EXERCISE BRIEF - Where a line in the material below has the string "JSON", please report it.

DATA FOR ANALYSIS -
#####

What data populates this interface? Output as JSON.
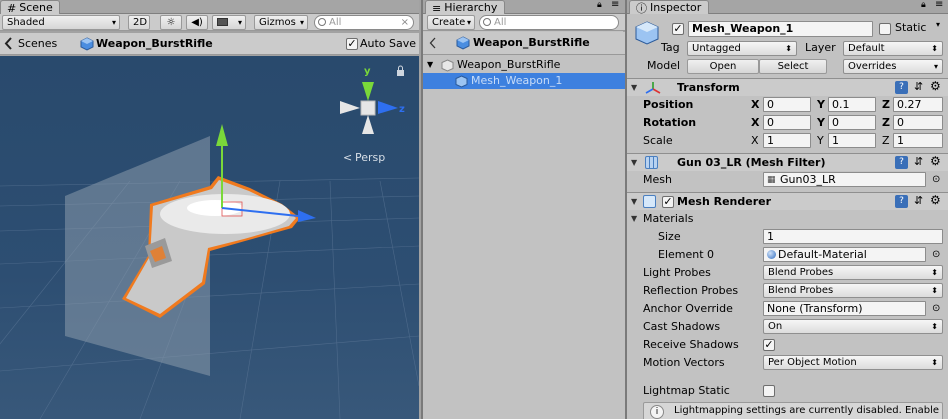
{
  "scene": {
    "tab_label": "Scene",
    "shading_mode": "Shaded",
    "two_d_label": "2D",
    "gizmos_label": "Gizmos",
    "search_placeholder": "All",
    "scenes_label": "Scenes",
    "breadcrumb_object": "Weapon_BurstRifle",
    "auto_save_label": "Auto Save",
    "auto_save_checked": true,
    "gizmo_axes": {
      "y": "y",
      "z": "z"
    },
    "projection_label": "Persp",
    "colors": {
      "viewport": "#2d4e72",
      "selection_outline": "#f07a1e",
      "axis_y": "#7ad83a",
      "axis_z": "#2e6ff0"
    }
  },
  "hierarchy": {
    "tab_label": "Hierarchy",
    "create_label": "Create",
    "search_placeholder": "All",
    "header_title": "Weapon_BurstRifle",
    "items": [
      {
        "label": "Weapon_BurstRifle",
        "selected": false
      },
      {
        "label": "Mesh_Weapon_1",
        "selected": true
      }
    ],
    "colors": {
      "selection": "#3d80df",
      "selected_text": "#c8dcf8"
    }
  },
  "inspector": {
    "tab_label": "Inspector",
    "object_name": "Mesh_Weapon_1",
    "active_checked": true,
    "static_label": "Static",
    "tag_label": "Tag",
    "tag_value": "Untagged",
    "layer_label": "Layer",
    "layer_value": "Default",
    "model_label": "Model",
    "open_label": "Open",
    "select_label": "Select",
    "overrides_label": "Overrides",
    "transform": {
      "title": "Transform",
      "position_label": "Position",
      "rotation_label": "Rotation",
      "scale_label": "Scale",
      "position": {
        "x": "0",
        "y": "0.1",
        "z": "0.27"
      },
      "rotation": {
        "x": "0",
        "y": "0",
        "z": "0"
      },
      "scale": {
        "x": "1",
        "y": "1",
        "z": "1"
      },
      "axis_labels": {
        "x": "X",
        "y": "Y",
        "z": "Z"
      }
    },
    "mesh_filter": {
      "title": "Gun 03_LR (Mesh Filter)",
      "mesh_label": "Mesh",
      "mesh_value": "Gun03_LR"
    },
    "mesh_renderer": {
      "title": "Mesh Renderer",
      "enabled": true,
      "materials_label": "Materials",
      "size_label": "Size",
      "size_value": "1",
      "element0_label": "Element 0",
      "element0_value": "Default-Material",
      "light_probes_label": "Light Probes",
      "light_probes_value": "Blend Probes",
      "reflection_probes_label": "Reflection Probes",
      "reflection_probes_value": "Blend Probes",
      "anchor_override_label": "Anchor Override",
      "anchor_override_value": "None (Transform)",
      "cast_shadows_label": "Cast Shadows",
      "cast_shadows_value": "On",
      "receive_shadows_label": "Receive Shadows",
      "receive_shadows_checked": true,
      "motion_vectors_label": "Motion Vectors",
      "motion_vectors_value": "Per Object Motion",
      "lightmap_static_label": "Lightmap Static",
      "lightmap_static_checked": false,
      "lightmap_message": "Lightmapping settings are currently disabled. Enable"
    }
  }
}
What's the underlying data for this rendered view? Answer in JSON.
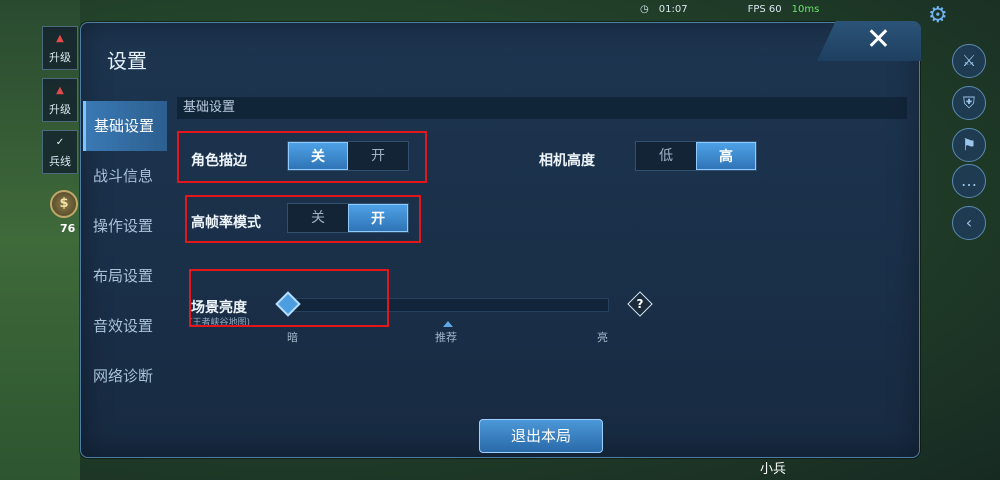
{
  "hud": {
    "left_buttons": [
      {
        "label": "升级"
      },
      {
        "label": "升级"
      },
      {
        "label": "兵线"
      }
    ],
    "coin_count": "76",
    "clock": "01:07",
    "fps": "FPS 60",
    "ping": "10ms",
    "minimap_unit_label": "小兵"
  },
  "panel": {
    "title": "设置",
    "close_label": "✕"
  },
  "sidebar": {
    "items": [
      {
        "label": "基础设置",
        "active": true
      },
      {
        "label": "战斗信息",
        "active": false
      },
      {
        "label": "操作设置",
        "active": false
      },
      {
        "label": "布局设置",
        "active": false
      },
      {
        "label": "音效设置",
        "active": false
      },
      {
        "label": "网络诊断",
        "active": false
      }
    ]
  },
  "content": {
    "section_header": "基础设置",
    "outline": {
      "label": "角色描边",
      "options": [
        "关",
        "开"
      ],
      "selected": "关"
    },
    "camera_height": {
      "label": "相机高度",
      "options": [
        "低",
        "高"
      ],
      "selected": "高"
    },
    "high_fps": {
      "label": "高帧率模式",
      "options": [
        "关",
        "开"
      ],
      "selected": "开"
    },
    "brightness": {
      "label": "场景亮度",
      "sublabel": "(王者峡谷地图)",
      "ticks": [
        "暗",
        "推荐",
        "亮"
      ],
      "value": 0.0,
      "help": "?"
    },
    "exit_button": "退出本局"
  },
  "colors": {
    "accent": "#3f8fd6",
    "highlight_box": "#e2161b",
    "panel_bg": "#1a2f48"
  }
}
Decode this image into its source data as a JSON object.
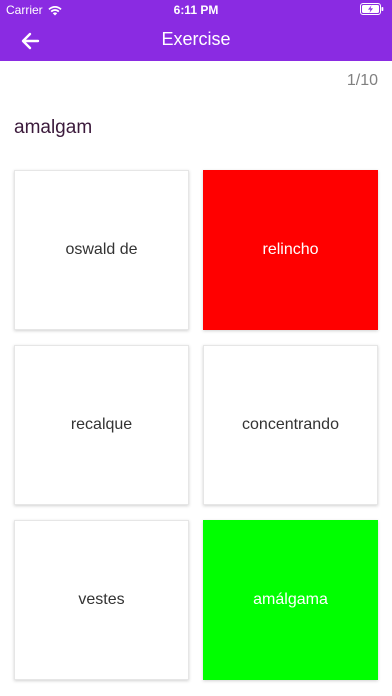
{
  "status_bar": {
    "carrier": "Carrier",
    "time": "6:11 PM",
    "wifi_icon": "wifi-icon",
    "battery_icon": "battery-charging-icon"
  },
  "nav": {
    "title": "Exercise",
    "back_icon": "arrow-left-icon"
  },
  "progress": "1/10",
  "question": "amalgam",
  "options": [
    {
      "label": "oswald de",
      "state": "normal"
    },
    {
      "label": "relincho",
      "state": "wrong"
    },
    {
      "label": "recalque",
      "state": "normal"
    },
    {
      "label": "concentrando",
      "state": "normal"
    },
    {
      "label": "vestes",
      "state": "normal"
    },
    {
      "label": "amálgama",
      "state": "correct"
    }
  ],
  "colors": {
    "header": "#8a2be2",
    "wrong": "#ff0000",
    "correct": "#00ff00"
  }
}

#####

RESPONSE TO THIS EXERCISE -
What data populates this interface? Output as JSON.
What's the underlying data for this rendered view? Answer in JSON.
Decode this image into its source data as a JSON object.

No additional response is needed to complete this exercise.